▸ Task description:
Among the entries that follow, count the lines with the word "data" and report the number by itself.

(The input Opens)

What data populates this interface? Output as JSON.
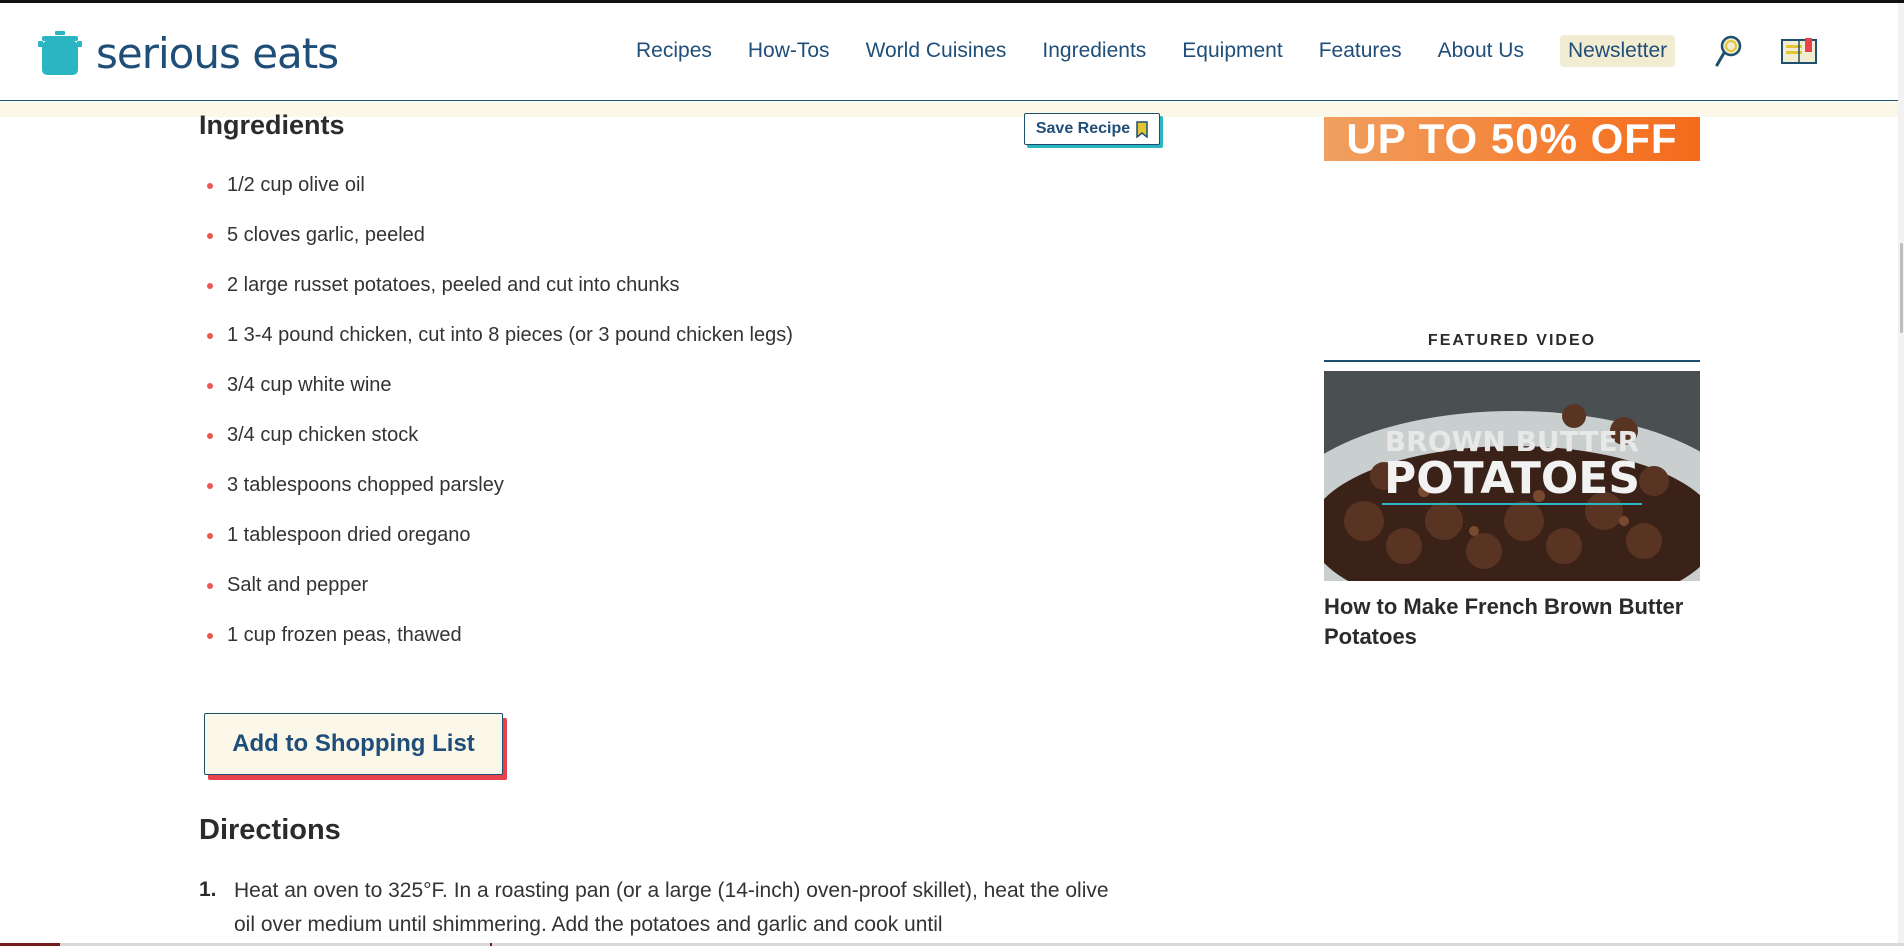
{
  "header": {
    "logo_text": "serious eats",
    "nav": [
      "Recipes",
      "How-Tos",
      "World Cuisines",
      "Ingredients",
      "Equipment",
      "Features",
      "About Us"
    ],
    "newsletter_label": "Newsletter",
    "search_icon": "search-icon",
    "saved_icon": "saved-recipes-icon"
  },
  "ingredients": {
    "heading": "Ingredients",
    "save_recipe_label": "Save Recipe",
    "items": [
      "1/2 cup olive oil",
      "5 cloves garlic, peeled",
      "2 large russet potatoes, peeled and cut into chunks",
      "1 3-4 pound chicken, cut into 8 pieces (or 3 pound chicken legs)",
      "3/4 cup white wine",
      "3/4 cup chicken stock",
      "3 tablespoons chopped parsley",
      "1 tablespoon dried oregano",
      "Salt and pepper",
      "1 cup frozen peas, thawed"
    ],
    "shopping_list_label": "Add to Shopping List"
  },
  "directions": {
    "heading": "Directions",
    "step1_number": "1.",
    "step1_text": "Heat an oven to 325°F. In a roasting pan (or a large (14-inch) oven-proof skillet), heat the olive oil over medium until shimmering. Add the potatoes and garlic and cook until"
  },
  "sidebar": {
    "ad_text": "UP TO 50% OFF",
    "featured_label": "FEATURED VIDEO",
    "video_overlay_line1": "BROWN BUTTER",
    "video_overlay_line2": "POTATOES",
    "video_title": "How to Make French Brown Butter Potatoes"
  },
  "colors": {
    "brand_blue": "#1f4e79",
    "brand_teal": "#2bb5c2",
    "accent_red": "#e8424f",
    "cream": "#fbf7e9"
  }
}
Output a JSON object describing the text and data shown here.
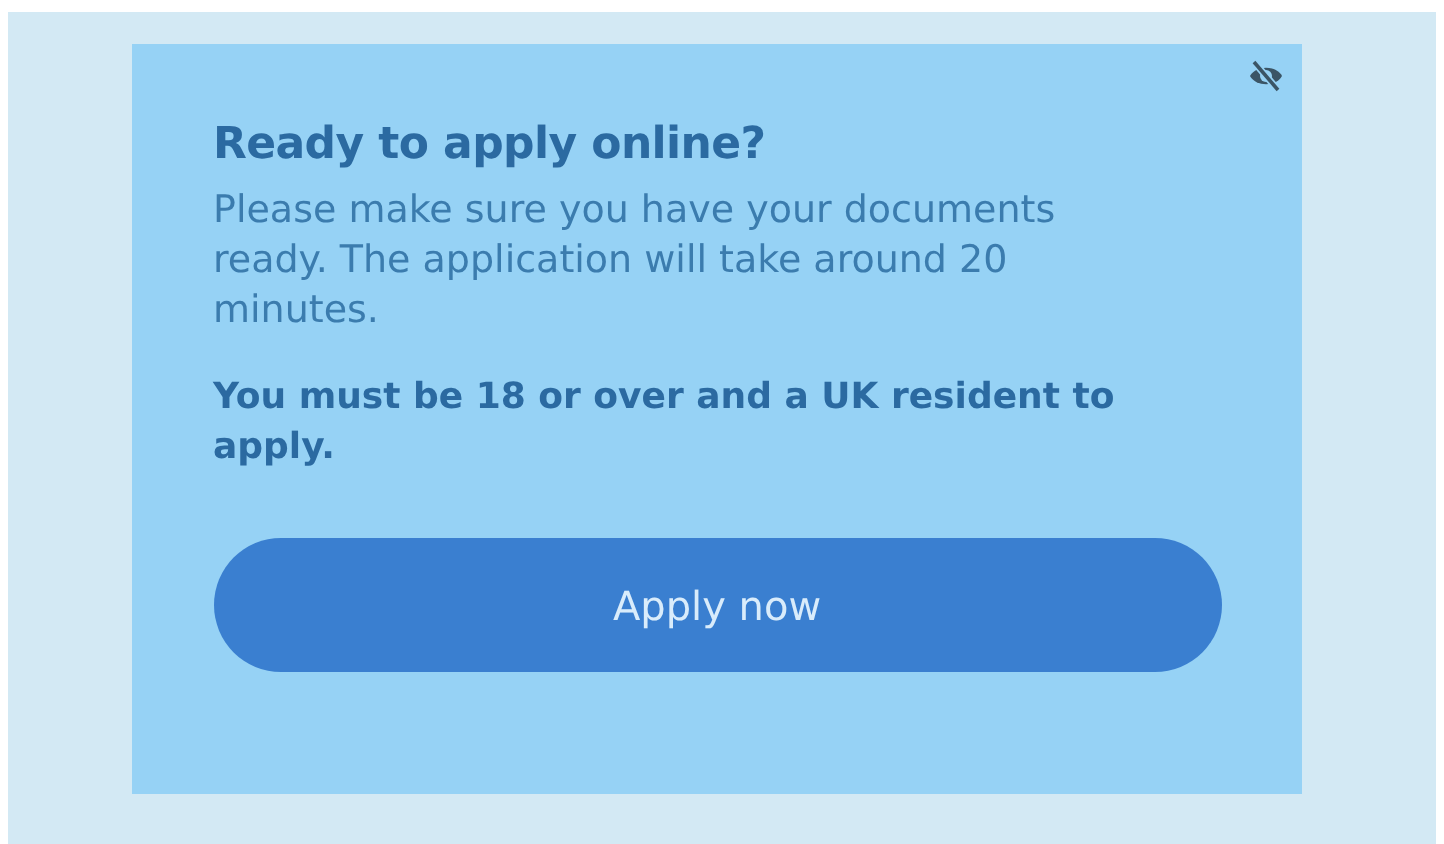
{
  "card": {
    "title": "Ready to apply online?",
    "description": "Please make sure you have your documents ready. The application will take around 20 minutes.",
    "requirement": "You must be 18 or over and a UK resident to apply.",
    "button": "Apply now"
  }
}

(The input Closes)

▸ Result for this exercise:
2